History of the Tri Tip Beef Cut
The tri-tip beef cut, a cornerstone of Santa Maria Style Barbecue, boasts a rich history intertwined with California's culinary evolution. Its journey from an overlooked piece of meat to a barbecue sensation is a tale of flavor discovery and innovation.
In the 1950s, the tri-tip cut was a relatively unknown entity in the world of American cuisine. This all changed when Clarence Minetti, Susan Righetti's father and the co-founder of the esteemed Far Western Tavern restaurant, was introduced to the tri-tip by Bob Schutz of the Santa Maria Market. Schutz, who is now widely acknowledged for popularizing this cut, saw potential in what was then considered a cut merely fit for stew meat or ground beef.
The tri-tip, deriving its name from its distinctive triangular shape, is a tender and flavorful cut from the top sirloin. Its rise to fame within the Santa Maria Valley, and subsequently throughout California's Central Coast, is a testament to its unique texture and robust flavors. While this cut is now a staple of family barbecues and a highlight of the region's culinary offerings, it remains less known in other parts of the United States, with many butchers outside of California still unfamiliar with its potential.
How to Prepare and Season Tri-Tip Steaks

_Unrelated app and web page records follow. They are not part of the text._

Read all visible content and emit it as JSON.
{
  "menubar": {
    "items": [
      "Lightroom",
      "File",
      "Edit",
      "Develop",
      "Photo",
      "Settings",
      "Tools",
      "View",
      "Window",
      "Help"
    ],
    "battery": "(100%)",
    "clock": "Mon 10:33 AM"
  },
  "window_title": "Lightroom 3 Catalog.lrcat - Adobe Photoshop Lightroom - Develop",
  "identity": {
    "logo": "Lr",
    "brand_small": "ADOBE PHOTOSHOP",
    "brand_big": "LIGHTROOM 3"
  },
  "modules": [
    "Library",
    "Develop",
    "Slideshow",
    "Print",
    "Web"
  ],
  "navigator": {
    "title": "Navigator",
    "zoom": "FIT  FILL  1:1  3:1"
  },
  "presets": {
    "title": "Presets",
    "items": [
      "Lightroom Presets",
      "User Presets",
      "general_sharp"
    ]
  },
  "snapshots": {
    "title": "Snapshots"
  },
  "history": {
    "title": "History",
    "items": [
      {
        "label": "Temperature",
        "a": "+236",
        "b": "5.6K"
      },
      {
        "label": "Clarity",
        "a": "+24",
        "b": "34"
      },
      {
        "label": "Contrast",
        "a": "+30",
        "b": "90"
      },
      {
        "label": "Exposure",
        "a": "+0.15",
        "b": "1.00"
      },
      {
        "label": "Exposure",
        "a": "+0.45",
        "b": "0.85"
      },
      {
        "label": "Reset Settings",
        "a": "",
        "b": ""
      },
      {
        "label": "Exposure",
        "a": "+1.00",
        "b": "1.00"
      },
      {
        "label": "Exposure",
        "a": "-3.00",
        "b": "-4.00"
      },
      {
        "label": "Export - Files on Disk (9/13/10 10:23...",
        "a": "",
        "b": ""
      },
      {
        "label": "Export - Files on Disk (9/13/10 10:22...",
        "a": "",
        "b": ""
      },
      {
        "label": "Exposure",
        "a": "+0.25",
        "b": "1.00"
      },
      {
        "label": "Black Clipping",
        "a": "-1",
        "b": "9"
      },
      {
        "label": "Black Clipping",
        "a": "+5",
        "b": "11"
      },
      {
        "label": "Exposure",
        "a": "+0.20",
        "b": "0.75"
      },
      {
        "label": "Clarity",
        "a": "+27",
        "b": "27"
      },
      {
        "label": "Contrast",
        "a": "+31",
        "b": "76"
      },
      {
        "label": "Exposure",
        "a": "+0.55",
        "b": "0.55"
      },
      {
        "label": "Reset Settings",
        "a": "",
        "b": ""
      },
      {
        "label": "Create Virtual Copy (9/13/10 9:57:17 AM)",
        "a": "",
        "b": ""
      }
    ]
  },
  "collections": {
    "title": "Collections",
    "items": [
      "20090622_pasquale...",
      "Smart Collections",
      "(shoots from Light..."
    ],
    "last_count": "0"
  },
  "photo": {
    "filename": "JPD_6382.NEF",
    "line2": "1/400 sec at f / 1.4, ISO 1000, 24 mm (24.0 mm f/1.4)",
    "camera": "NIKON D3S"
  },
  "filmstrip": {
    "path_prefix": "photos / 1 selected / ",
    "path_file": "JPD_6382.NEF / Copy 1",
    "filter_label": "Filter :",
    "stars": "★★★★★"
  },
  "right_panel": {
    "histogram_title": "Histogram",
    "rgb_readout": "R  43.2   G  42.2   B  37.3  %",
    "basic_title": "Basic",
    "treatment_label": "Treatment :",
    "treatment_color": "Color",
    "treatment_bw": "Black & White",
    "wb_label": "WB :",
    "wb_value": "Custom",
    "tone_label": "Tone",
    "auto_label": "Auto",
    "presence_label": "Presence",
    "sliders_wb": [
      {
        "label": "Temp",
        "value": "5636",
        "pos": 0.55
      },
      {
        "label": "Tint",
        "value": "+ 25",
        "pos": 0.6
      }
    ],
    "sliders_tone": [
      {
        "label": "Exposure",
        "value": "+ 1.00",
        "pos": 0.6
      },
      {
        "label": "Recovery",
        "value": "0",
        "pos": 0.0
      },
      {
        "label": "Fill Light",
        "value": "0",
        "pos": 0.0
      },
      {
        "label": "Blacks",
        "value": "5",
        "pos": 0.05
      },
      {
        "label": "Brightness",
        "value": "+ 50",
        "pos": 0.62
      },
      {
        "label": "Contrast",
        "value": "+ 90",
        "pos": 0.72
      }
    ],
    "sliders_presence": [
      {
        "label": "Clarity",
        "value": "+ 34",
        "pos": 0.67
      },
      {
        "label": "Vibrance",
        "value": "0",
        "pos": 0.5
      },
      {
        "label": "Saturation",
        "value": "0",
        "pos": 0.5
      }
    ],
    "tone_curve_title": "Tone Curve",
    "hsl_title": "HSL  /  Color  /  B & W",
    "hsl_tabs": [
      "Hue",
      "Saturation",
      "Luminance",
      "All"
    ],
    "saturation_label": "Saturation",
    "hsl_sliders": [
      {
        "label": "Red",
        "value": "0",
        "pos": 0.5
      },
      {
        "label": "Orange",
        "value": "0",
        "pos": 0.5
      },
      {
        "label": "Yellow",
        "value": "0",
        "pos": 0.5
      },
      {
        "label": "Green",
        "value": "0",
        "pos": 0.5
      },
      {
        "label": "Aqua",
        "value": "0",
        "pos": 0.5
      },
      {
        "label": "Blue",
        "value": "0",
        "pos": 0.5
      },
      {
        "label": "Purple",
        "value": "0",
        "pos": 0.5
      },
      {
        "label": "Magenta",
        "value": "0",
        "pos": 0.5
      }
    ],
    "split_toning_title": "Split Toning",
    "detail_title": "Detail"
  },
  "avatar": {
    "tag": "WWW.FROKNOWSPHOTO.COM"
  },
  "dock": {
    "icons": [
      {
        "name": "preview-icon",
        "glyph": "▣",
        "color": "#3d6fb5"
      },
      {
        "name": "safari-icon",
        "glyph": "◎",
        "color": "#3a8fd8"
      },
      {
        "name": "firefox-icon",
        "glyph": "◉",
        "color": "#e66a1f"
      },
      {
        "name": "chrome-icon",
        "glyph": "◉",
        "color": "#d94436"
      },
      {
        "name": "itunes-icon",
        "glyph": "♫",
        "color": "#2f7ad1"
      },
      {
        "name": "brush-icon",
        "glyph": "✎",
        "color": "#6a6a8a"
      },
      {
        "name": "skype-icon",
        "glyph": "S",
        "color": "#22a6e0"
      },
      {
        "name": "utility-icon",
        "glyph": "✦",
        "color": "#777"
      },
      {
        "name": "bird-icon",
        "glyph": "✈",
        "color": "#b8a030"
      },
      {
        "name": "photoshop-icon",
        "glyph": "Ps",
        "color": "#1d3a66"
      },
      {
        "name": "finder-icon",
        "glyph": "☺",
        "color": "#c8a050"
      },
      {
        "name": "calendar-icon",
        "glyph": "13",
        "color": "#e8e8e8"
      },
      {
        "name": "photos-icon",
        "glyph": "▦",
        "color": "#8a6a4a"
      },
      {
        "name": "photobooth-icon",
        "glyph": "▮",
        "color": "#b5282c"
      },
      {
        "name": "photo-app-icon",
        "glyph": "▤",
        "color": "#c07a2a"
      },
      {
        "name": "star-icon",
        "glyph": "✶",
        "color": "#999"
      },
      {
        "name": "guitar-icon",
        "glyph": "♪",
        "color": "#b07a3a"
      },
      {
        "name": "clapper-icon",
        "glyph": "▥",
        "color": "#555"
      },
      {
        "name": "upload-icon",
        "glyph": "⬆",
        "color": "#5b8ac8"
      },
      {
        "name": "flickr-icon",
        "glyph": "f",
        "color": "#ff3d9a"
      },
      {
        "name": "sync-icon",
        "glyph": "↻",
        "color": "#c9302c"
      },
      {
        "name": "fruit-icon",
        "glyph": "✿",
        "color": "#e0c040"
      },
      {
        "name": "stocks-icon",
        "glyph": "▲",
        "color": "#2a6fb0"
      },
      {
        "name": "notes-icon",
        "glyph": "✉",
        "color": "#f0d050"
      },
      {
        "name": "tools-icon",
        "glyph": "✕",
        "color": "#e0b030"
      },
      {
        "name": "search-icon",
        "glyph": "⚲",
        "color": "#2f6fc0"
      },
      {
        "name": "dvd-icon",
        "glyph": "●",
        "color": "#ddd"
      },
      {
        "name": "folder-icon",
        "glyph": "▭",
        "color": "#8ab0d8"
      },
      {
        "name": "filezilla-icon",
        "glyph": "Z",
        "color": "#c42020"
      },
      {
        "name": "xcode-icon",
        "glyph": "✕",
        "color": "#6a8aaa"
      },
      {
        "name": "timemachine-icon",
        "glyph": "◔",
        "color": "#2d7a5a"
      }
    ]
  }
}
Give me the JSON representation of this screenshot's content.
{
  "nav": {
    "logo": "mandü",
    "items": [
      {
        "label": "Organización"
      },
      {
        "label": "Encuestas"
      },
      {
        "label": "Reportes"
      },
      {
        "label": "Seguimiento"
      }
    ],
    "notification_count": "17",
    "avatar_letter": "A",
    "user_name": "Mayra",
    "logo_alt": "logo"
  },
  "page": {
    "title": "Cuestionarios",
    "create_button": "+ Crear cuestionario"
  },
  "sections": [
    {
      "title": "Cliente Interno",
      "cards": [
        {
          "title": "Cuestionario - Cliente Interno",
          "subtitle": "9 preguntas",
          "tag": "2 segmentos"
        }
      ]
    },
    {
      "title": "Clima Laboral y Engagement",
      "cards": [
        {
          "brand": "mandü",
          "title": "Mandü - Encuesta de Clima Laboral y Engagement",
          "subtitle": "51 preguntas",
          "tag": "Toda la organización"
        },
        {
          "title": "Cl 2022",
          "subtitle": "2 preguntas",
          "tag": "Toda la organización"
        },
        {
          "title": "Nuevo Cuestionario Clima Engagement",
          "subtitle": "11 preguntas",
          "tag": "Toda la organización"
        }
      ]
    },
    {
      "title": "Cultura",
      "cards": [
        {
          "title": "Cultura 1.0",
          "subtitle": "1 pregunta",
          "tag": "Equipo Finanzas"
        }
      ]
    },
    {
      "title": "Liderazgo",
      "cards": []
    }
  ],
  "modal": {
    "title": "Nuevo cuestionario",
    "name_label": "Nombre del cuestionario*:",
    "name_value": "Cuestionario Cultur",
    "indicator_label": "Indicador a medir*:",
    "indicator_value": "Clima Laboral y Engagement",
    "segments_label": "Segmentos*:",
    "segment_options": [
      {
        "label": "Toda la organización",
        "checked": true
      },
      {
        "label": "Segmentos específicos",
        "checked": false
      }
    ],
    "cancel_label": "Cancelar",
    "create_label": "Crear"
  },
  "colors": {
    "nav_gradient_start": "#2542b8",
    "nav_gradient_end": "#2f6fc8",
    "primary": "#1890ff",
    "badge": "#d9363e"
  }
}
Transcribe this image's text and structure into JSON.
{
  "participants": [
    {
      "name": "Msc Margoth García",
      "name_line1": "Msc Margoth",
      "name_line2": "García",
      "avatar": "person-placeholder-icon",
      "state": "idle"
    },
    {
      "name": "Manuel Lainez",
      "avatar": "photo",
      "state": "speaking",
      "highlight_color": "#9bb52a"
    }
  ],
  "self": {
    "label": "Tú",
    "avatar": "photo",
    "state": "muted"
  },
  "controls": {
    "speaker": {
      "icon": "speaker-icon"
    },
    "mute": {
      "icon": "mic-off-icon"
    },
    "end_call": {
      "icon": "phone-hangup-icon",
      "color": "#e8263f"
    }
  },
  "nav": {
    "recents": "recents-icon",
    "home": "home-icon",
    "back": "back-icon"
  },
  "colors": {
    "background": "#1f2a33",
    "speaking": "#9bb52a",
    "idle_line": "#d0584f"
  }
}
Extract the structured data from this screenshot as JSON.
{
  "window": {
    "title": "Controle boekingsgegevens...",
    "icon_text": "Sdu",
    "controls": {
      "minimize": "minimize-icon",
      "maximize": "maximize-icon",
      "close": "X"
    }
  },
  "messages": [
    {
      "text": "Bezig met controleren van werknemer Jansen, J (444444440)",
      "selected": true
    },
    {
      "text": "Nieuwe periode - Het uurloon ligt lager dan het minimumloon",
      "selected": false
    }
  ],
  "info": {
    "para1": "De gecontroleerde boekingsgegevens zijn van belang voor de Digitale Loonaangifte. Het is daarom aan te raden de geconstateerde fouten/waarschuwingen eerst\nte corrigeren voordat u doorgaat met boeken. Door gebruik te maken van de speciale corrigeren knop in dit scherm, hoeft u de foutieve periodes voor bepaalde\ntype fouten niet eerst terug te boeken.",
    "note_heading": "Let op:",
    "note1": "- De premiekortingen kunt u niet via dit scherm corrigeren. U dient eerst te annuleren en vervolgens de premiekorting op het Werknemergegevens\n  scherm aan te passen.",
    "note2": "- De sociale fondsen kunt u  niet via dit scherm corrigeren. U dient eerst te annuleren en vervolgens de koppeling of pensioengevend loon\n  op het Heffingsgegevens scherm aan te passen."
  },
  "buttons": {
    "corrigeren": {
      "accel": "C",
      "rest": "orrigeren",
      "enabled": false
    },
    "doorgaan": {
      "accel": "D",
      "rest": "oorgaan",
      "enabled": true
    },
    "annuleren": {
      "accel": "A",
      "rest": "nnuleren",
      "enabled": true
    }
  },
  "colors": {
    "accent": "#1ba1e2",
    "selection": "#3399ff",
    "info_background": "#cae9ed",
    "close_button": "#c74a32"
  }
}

For those seeking to master the art of preparing and seasoning tri-tip steaks, the key lies in understanding its unique characteristics. As a lean cut, tri-tip benefits from careful cooking to maintain its moisture and tenderness. Grilling or smoking are preferred methods, capturing the essence of authentic Santa Maria Barbecue.
Seasoning is critical in elevating the natural flavors of tri-tip. A blend of salt, pepper, garlic, and other herbs complements its rich beefy taste. Our Santa Maria Seasoning, specially crafted for tri-tip, offers a harmonious blend of spices that adhere to traditional Santa Maria Barbecue flavors. It's designed to enhance, not overpower, the natural savoriness of the meat.
Cooking Tips for the Perfect Tri-Tip
- Temperature Control: Cook your tri-tip over medium-high heat. If using a grill, let one side remain cooler for indirect cooking.
- Rest Before Cutting: After cooking, let the tri-tip rest for several minutes. This allows the juices to redistribute, ensuring a moist and flavorful steak.
- Slice Against the Grain: For maximum tenderness, slice the tri-tip against the grain. This technique cuts through the muscle fibers, making the meat more tender.
Tri-tip's journey from an under appreciated cut to a barbecue star is a story of culinary rediscovery. Embracing the methods and flavors of Santa Maria Style Barbecue, we invite you to explore the rich and savory world of tri-tip. Whether you're a seasoned grill master or a newcomer to the art of barbecue, our Santa Maria Seasoning is your gateway to experiencing the authentic taste of California's Central Coast.